Res gestae, a Latin phrase meaning "things done," is a dormant legal term that allowed certain forms of hearsay to be admitted as evidence. Under res gestae, secondhand statements could be admitted into the evidence of a court case if they were made spontaneously as an event occurred. The rationale behind this practice was that spontaneous utterances were free from the potential misinterpretations of other kinds of hearsay.
Beginning in the 1920s, res gestae was increasingly codified to distinguish the secondhand statements that were allowed into the courtroom from those that were explicitly banned. Most modern courts only allow admission for three types of statements: words explaining a physical act, spontaneous admissions, and statements that explain state of mind. Unless a statement specifically falls under one of these three categories, it usually is considered inadmissible.
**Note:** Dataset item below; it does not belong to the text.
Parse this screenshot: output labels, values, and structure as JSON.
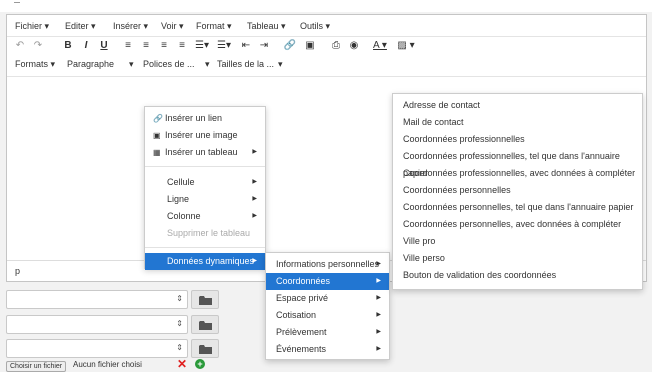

Some countries, such as Canada, allow secondhand information to be used if a statement creates legal rights. This fourth category would allow spontaneous statements such as, "She's my wife!" to be included in a trial because they establish a legal relationship between the parties. The rationale behind allowing these statements is that they establish a legal relationship that the court must consider to arrive at an accurate verdict.
In some cases, res gestae is interpreted broadly to allow utterances that would not normally be allowed. For example, many child abuse trials liberally use secondhand statements to avoid the trauma of forcing a child to take the stand in open court. Sensitive cases such as these rely on statements that would traditionally be considered hearsay to make the trial run smoothly.
When res gestae statements are to be used in court as a pivotal part of the case, a voir dire hearing is often required. This hearing allows the defense and the prosecution to assess the accuracy of the statement and its overall validity to the trial. Voir dire hearings are especially important in trials where secondhand statements will constitute a large bulk of the evidence, such as in child abuse trials.
A significantly less common use of the term is found in felony murder trials. In these cases, res gestae refers to the beginning-to-end process of the trial. It can also be used to denote secondhand statements, often causing confusion. The confusion between the uses of this legal term in felony murder cases is one of the major reasons why res gestae is rarely used in modern courtroom culture.